[Start of section]

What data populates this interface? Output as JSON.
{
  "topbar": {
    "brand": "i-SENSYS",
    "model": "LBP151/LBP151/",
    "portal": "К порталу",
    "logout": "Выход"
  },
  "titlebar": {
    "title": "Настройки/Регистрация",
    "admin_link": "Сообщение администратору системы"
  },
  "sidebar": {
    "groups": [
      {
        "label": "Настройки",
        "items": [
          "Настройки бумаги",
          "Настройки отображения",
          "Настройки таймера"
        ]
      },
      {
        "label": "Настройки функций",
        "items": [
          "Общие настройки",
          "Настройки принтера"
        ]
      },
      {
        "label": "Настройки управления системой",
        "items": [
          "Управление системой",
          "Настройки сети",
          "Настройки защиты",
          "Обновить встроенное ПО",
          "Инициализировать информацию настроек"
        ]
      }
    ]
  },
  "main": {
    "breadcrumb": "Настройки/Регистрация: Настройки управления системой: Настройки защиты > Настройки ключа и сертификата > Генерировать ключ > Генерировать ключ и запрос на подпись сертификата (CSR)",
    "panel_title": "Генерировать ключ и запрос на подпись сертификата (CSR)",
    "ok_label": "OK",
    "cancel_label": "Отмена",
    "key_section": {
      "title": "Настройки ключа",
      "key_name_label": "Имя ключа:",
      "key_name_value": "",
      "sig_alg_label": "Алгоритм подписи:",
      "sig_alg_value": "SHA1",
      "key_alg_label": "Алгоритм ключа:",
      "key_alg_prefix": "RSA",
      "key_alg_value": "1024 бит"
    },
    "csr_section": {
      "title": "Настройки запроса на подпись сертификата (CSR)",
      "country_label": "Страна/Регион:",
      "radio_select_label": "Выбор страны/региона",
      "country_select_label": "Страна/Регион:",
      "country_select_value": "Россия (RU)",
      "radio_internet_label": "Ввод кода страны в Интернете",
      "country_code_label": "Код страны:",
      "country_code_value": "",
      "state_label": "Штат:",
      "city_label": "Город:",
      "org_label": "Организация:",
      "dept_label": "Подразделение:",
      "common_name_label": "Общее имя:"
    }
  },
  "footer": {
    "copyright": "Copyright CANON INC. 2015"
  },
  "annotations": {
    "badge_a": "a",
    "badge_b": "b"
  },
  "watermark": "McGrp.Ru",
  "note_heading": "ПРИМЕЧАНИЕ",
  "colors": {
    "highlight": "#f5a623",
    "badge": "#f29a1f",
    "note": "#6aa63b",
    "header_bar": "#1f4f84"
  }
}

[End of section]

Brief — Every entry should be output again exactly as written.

Response box —
What data populates this interface? Output as JSON.
{
  "topbar": {
    "brand": "i-SENSYS",
    "model": "LBP151/LBP151/",
    "portal": "К порталу",
    "logout": "Выход"
  },
  "titlebar": {
    "title": "Настройки/Регистрация",
    "admin_link": "Сообщение администратору системы"
  },
  "sidebar": {
    "groups": [
      {
        "label": "Настройки",
        "items": [
          "Настройки бумаги",
          "Настройки отображения",
          "Настройки таймера"
        ]
      },
      {
        "label": "Настройки функций",
        "items": [
          "Общие настройки",
          "Настройки принтера"
        ]
      },
      {
        "label": "Настройки управления системой",
        "items": [
          "Управление системой",
          "Настройки сети",
          "Настройки защиты",
          "Обновить встроенное ПО",
          "Инициализировать информацию настроек"
        ]
      }
    ]
  },
  "main": {
    "breadcrumb": "Настройки/Регистрация: Настройки управления системой: Настройки защиты > Настройки ключа и сертификата > Генерировать ключ > Генерировать ключ и запрос на подпись сертификата (CSR)",
    "panel_title": "Генерировать ключ и запрос на подпись сертификата (CSR)",
    "ok_label": "OK",
    "cancel_label": "Отмена",
    "key_section": {
      "title": "Настройки ключа",
      "key_name_label": "Имя ключа:",
      "key_name_value": "",
      "sig_alg_label": "Алгоритм подписи:",
      "sig_alg_value": "SHA1",
      "key_alg_label": "Алгоритм ключа:",
      "key_alg_prefix": "RSA",
      "key_alg_value": "1024 бит"
    },
    "csr_section": {
      "title": "Настройки запроса на подпись сертификата (CSR)",
      "country_label": "Страна/Регион:",
      "radio_select_label": "Выбор страны/региона",
      "country_select_label": "Страна/Регион:",
      "country_select_value": "Россия (RU)",
      "radio_internet_label": "Ввод кода страны в Интернете",
      "country_code_label": "Код страны:",
      "country_code_value": "",
      "state_label": "Штат:",
      "city_label": "Город:",
      "org_label": "Организация:",
      "dept_label": "Подразделение:",
      "common_name_label": "Общее имя:"
    }
  },
  "footer": {
    "copyright": "Copyright CANON INC. 2015"
  },
  "annotations": {
    "badge_a": "a",
    "badge_b": "b"
  },
  "watermark": "McGrp.Ru",
  "note_heading": "ПРИМЕЧАНИЕ",
  "colors": {
    "highlight": "#f5a623",
    "badge": "#f29a1f",
    "note": "#6aa63b",
    "header_bar": "#1f4f84"
  }
}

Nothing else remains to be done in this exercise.